Component data from apps and pages:
◆ ◆ ◆
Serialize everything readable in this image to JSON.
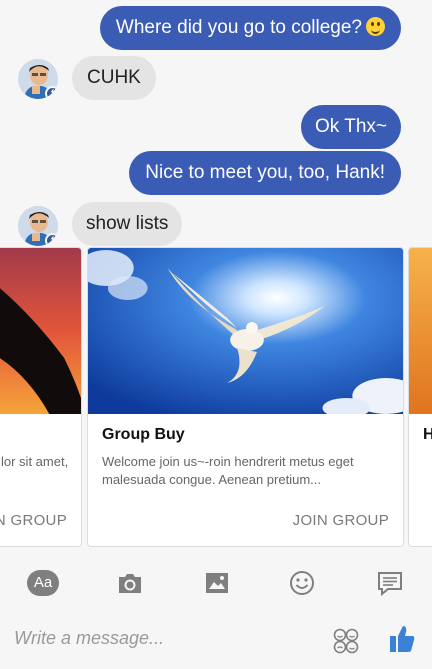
{
  "messages": [
    {
      "from": "me",
      "text": "Where did you go to college?"
    },
    {
      "from": "bot",
      "text": "CUHK"
    },
    {
      "from": "me",
      "text": "Ok Thx~"
    },
    {
      "from": "me",
      "text": "Nice to meet you, too, Hank!"
    },
    {
      "from": "bot",
      "text": "show lists"
    }
  ],
  "cards": [
    {
      "title": "",
      "subtitle": "lor sit amet,",
      "button": "JOIN GROUP"
    },
    {
      "title": "Group Buy",
      "subtitle": "Welcome join us~-roin hendrerit metus eget malesuada congue. Aenean pretium...",
      "button": "JOIN GROUP"
    },
    {
      "title": "H",
      "subtitle": "",
      "button": ""
    }
  ],
  "toolbar": {
    "icons": [
      "text-format-icon",
      "camera-icon",
      "image-icon",
      "emoji-icon",
      "chat-icon"
    ],
    "text_format_label": "Aa"
  },
  "composer": {
    "placeholder": "Write a message...",
    "sticker_icon": "sticker-icon",
    "like_icon": "thumbs-up-icon"
  },
  "colors": {
    "outgoing_bubble": "#3b5cb5",
    "incoming_bubble": "#e4e4e4",
    "like_blue": "#3b82d6"
  }
}
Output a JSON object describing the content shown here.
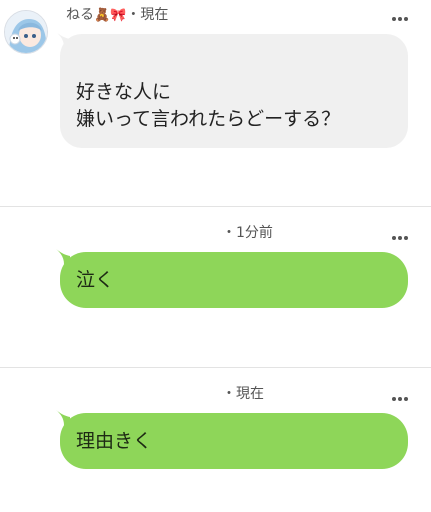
{
  "posts": [
    {
      "author": "ねる",
      "author_emoji": "🧸🎀",
      "separator": "・",
      "time": "現在",
      "lines": [
        "好きな人に",
        "嫌いって言われたらどーする？"
      ],
      "bubble_color": "#f0f0f0"
    },
    {
      "separator": "・",
      "time": "1分前",
      "lines": [
        "泣く"
      ],
      "bubble_color": "#8ed659"
    },
    {
      "separator": "・",
      "time": "現在",
      "lines": [
        "理由きく"
      ],
      "bubble_color": "#8ed659"
    }
  ],
  "icons": {
    "more": "more-horizontal-icon",
    "avatar": "user-avatar"
  },
  "colors": {
    "green_bubble": "#8ed659",
    "gray_bubble": "#f0f0f0",
    "divider": "#e3e3e3"
  }
}
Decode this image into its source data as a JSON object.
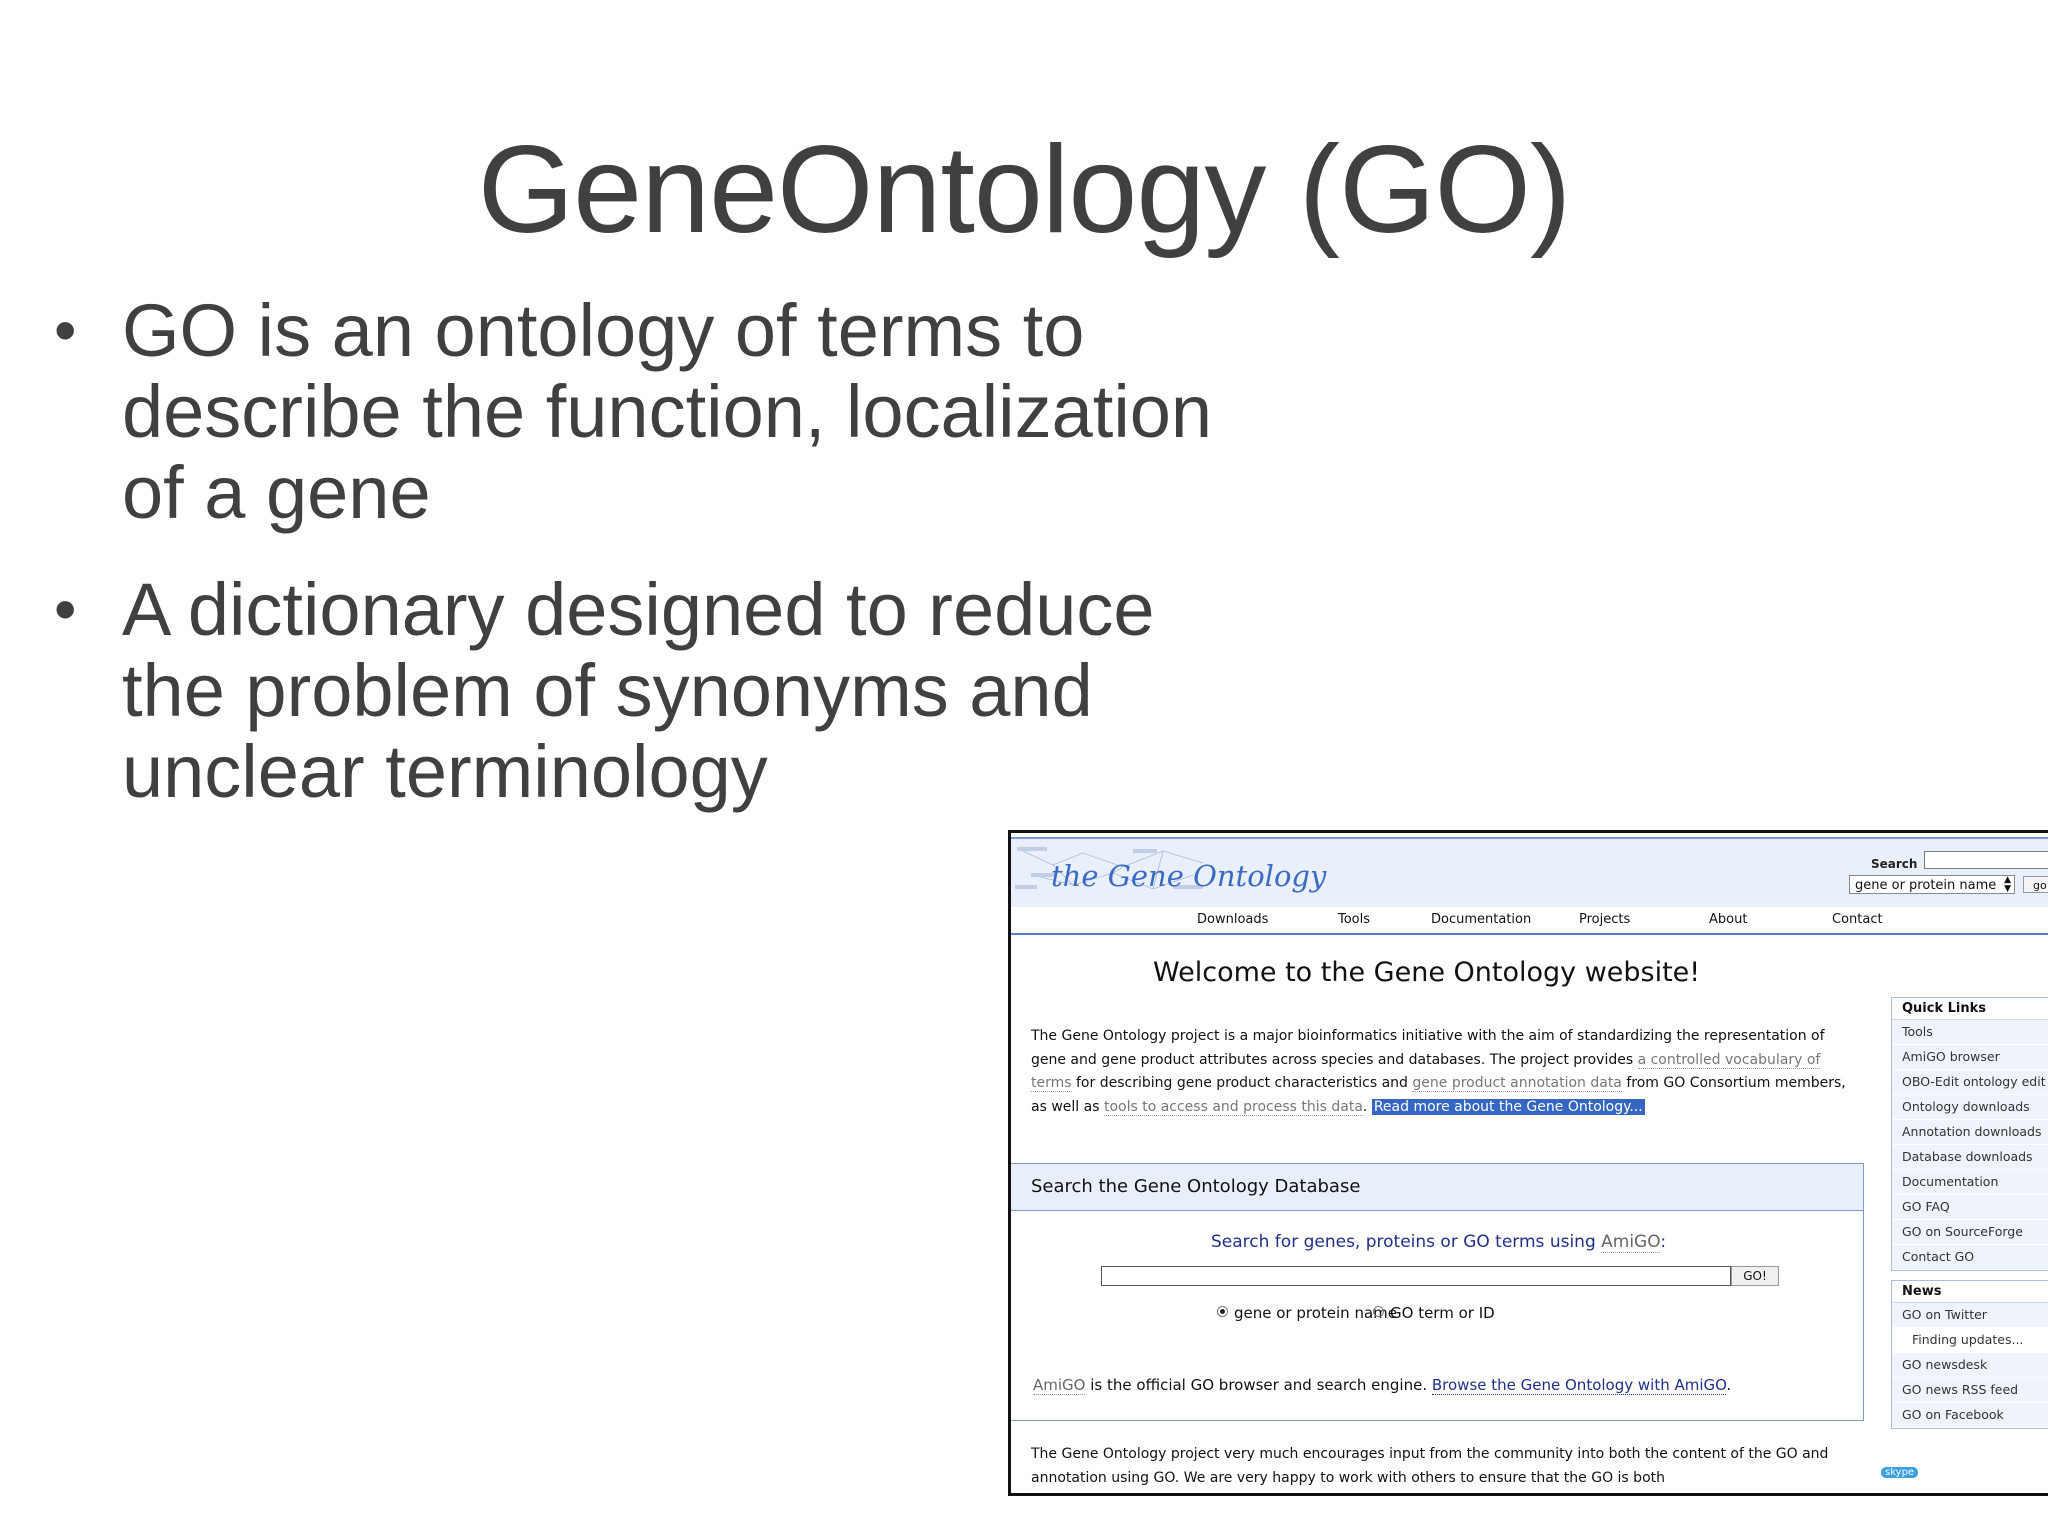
{
  "slide": {
    "title": "GeneOntology (GO)",
    "bullets": [
      {
        "line1": "GO is an ontology of terms to",
        "line2": "describe the function, localization",
        "line3": "of a gene"
      },
      {
        "line1": "A dictionary designed to reduce",
        "line2": "the problem of synonyms and",
        "line3": "unclear terminology"
      }
    ],
    "bullet_symbol": "•"
  },
  "website": {
    "logo": "the Gene Ontology",
    "header_search": {
      "label": "Search",
      "select_value": "gene or protein name",
      "button": "go"
    },
    "nav": [
      "Downloads",
      "Tools",
      "Documentation",
      "Projects",
      "About",
      "Contact"
    ],
    "welcome": "Welcome to the Gene Ontology website!",
    "intro": {
      "t1": "The Gene Ontology project is a major bioinformatics initiative with the aim of standardizing the representation of gene and gene product attributes across species and databases. The project provides ",
      "link1": "a controlled vocabulary of terms",
      "t2": " for describing gene product characteristics and ",
      "link2": "gene product annotation data",
      "t3": " from GO Consortium members, as well as ",
      "link3": "tools to access and process this data",
      "t4": ". ",
      "read_more": "Read more about the Gene Ontology..."
    },
    "search_section": {
      "heading": "Search the Gene Ontology Database",
      "prompt_text": "Search for genes, proteins or GO terms using ",
      "prompt_link": "AmiGO",
      "prompt_end": ":",
      "button": "GO!",
      "radio1": "gene or protein name",
      "radio2": "GO term or ID",
      "amigo_link": "AmiGO",
      "amigo_text": " is the official GO browser and search engine. ",
      "browse_link": "Browse the Gene Ontology with AmiGO",
      "browse_end": "."
    },
    "bottom_text": "The Gene Ontology project very much encourages input from the community into both the content of the GO and annotation using GO. We are very happy to work with others to ensure that the GO is both",
    "quick_links": {
      "heading": "Quick Links",
      "items": [
        "Tools",
        "AmiGO browser",
        "OBO-Edit ontology edit",
        "Ontology downloads",
        "Annotation downloads",
        "Database downloads",
        "Documentation",
        "GO FAQ",
        "GO on SourceForge",
        "Contact GO"
      ]
    },
    "news": {
      "heading": "News",
      "items": [
        "GO on Twitter",
        "Finding updates...",
        "GO newsdesk",
        "GO news RSS feed",
        "GO on Facebook"
      ]
    },
    "skype_badge": "skype"
  }
}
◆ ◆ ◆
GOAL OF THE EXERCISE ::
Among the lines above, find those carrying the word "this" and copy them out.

EXPECTED ANSWER ::
Serialize everything readable in this image to JSON.
Decode this image into its source data as a JSON object.
      "link3": "tools to access and process this data",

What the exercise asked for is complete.